I was doing some snooping through old threads and thought this was worth bringing back.
Without a doubt once you enter into the catagory of tying and fishing streamer flies there is only one level left, salmon flies & fishing. The materials that one must gather and the skills that are developed in the construction of the classic feather wing streamers and the buck tail flies are on a par with the salmon flies and their tiers.
But it's not just about collecting materials is it; the feel, the thud, transmitted from the point of the hook all the way into the flesh of your rod hand is what makes a streamer fisherman. I love fishing, I loved bait fishing when I was a kid and the use of spinning lures as I gained experience, fly fishing was always the goal but it wasn't as easy as I thought it would be. I dabbled in every style that was related to the craft of fly fishing but when I felt my first 'dead stop thud' with one of my streamers tied on, well that pretty much cast the die through which everything else would have to pass and compare. I've been tying streamers since I made my very first fly it's been a learning experience since I was in the early teens and I'm still at it.
One thing that I know for sure is that my stubborn dogged pursuit of becoming a good streamer fisherman led directly to my success as a salmon fisherman. The art of controlling a submerged streamer fly, carefully guiding its course to the known lie of a brown trout or Brookie is the same skill needed to fish for salmon. I say this to those who dream of salmon fishing and of using classic style flies and presentation to fulfill that dream. If you have an eye on that ultimate fly fishing goal, then use every trout fishing trip as a salmon or steelhead training run. I spent innumerable years fishing the waters of North Central Pennsylvania until the ice and cold drove me off for the winter. When I was out there swinging those flies in creeks with names like Lycoming, Loyalsock and Big Pine, in my mind I was fishing the extreme North West Coast Rivers. Places I had not yet been but knew somehow I would and yes, Alaska the last frontier. I am thankful for all the time I spent fishing those big wet flies in my old home waters because it was that which made things easy here.
Just like collecting dry fly supplies the gathering of materials for streamer tying is a life work.

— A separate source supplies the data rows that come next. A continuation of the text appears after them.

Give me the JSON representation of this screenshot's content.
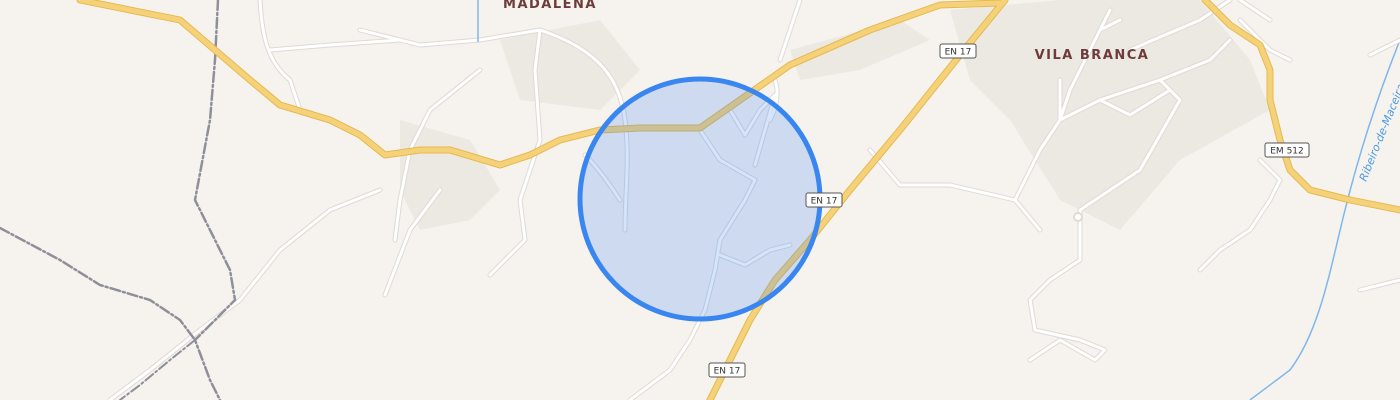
{
  "map": {
    "place_labels": {
      "madalena": "MADALENA",
      "vila_branca": "VILA BRANCA"
    },
    "road_shields": {
      "en17_top": "EN 17",
      "en17_mid": "EN 17",
      "en17_bottom": "EN 17",
      "em512": "EM 512"
    },
    "water_label": "Ribeiro-de-Maceira",
    "colors": {
      "background": "#f6f3ef",
      "main_road": "#f5d27a",
      "main_road_casing": "#e6b94f",
      "minor_road": "#ffffff",
      "minor_road_casing": "#dedad4",
      "railway": "#8f8f9a",
      "water": "#7fb6ea",
      "built_area": "#ece8e2",
      "location_fill": "#cfdcf1",
      "location_stroke": "#3a86f0",
      "place_label": "#6e3b3b"
    },
    "icons": {
      "location_marker": "accuracy-circle-icon"
    }
  }
}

Pictured here are two of my favorite streamer rods and both are used here every year still. The Graphite is an Orvis PM-10 9' #5 with a CFO IV as it's reel. The cane rod is a custom build by the Orvis rod shop from days gone by, an 8' #6 with a Hardy Princess that it was built to balance. Only God knows how many hours we've spent together.
The flies are a big part of the draw, here is an old pattern and a very effective one, The Light Spruce.
An equal to it's mirrored pattern the 'Light' is The Dark Spruce.
Some old patterns that I simply enjoy tying and fishing;
I am fully aware that no discussion of streamer fishing can go forward without paying just dues to the venerable Woolly Bugger and the Buck Tail flies. Although I failed to include an original Olive & Black Bugger in the shot I do keep a bunch handy. The Bugger is probably the one pattern that I have seen the most variations of in all my experience with flies.
In My Buck Tail wallet I carry a few Thunder Creek patterns, a few Muddler variations, and a whole bunch of Whitlock Sculpins. The sculpin has proven itself to be a good answer when my pretty flies just can't seem to turn up a trout. They have also caught a good number of Silver (Coho) salmon.
That makes three threads, Dries, Nymphs & Wets, and Streamers. I could have tucked these away in my blog pages but decided with winter upon us I would stick some stuff out here on the discussion board to see if others will join in with pictures and stories.